Ngorongoro Conservation Area is a paradise for safari enthusiasts. This world-class destination is home to the Big 5—the rhino, the lion, the leopard, the African elephant, and the Cape Buffalo. Visitors from across the globe head to the Park, between July and October, for the Great Migration—one of the most spectacular natural phenomena to occur in the world. Ngorongoro Crater is the world’s largest unbroken caldera and home to the densest known population of lions.
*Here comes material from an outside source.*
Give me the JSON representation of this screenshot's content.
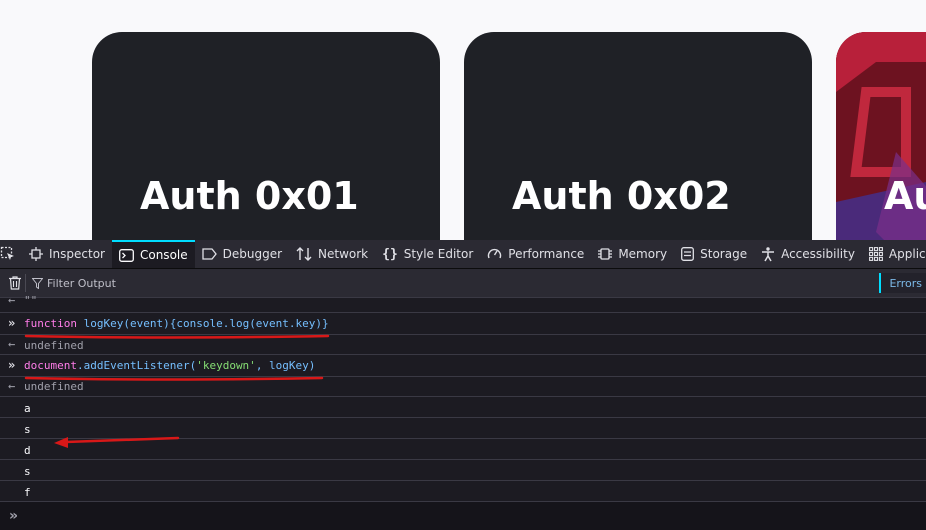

A large part of a caldera floor is covered by soda lake with over 61 metres in depth—home to various wildlife species and the flamingoes’ seasonal feeding site. Spectacular views of the only active volcano in Tanzania, The Ol Doinyo Lengai, is evident from the Empakai crater rim. Furthermore, over 500 bird species call the Conservation Area home—with the highland forest offering an interesting array of birdlife. Among these are the Greater and Lesser flamingoes—definitely adding to the overall experience.
Ngorongoro Conservation Area is generally a year-round destination. However, the dry season provides the best wildlife viewing opportunities as the grass on the crater floor is shorter. The dry seasons occur between June and October and again between December and March. Calving season comes after the November rainfall, while peak season for tourists is between July and September when travellers can expect a high volume of people.
Ngorongoro Conservation Area in Tanzania provides a remarkable outdoor experience in the East African plains. Intrepid travellers can traverse the dense landscape of Ngorongoro Crater Highlands during a walking safari or book a guided game drive. Wildlife spotting is best between June and October when visitors can expect to see the only visible population of black rhinoceros in their natural environment. The crater also has the densest known population of lions.
Additionally, visitors can step back in time at the Oldupai Gorge, one of the most important paleoanthropological sites in the world. Here, visitors will gain a fascinating insight into hundreds of fossilized bones and stone tools, all dating back millions of years. The footprints trail of almost 27 meters long, most likely made by Australopithecus afarensis, an extinct hominid that lived between 3.9 and 2.9 million years ago, whose fossils are also found in one of the sediment layers at the Laetoli site.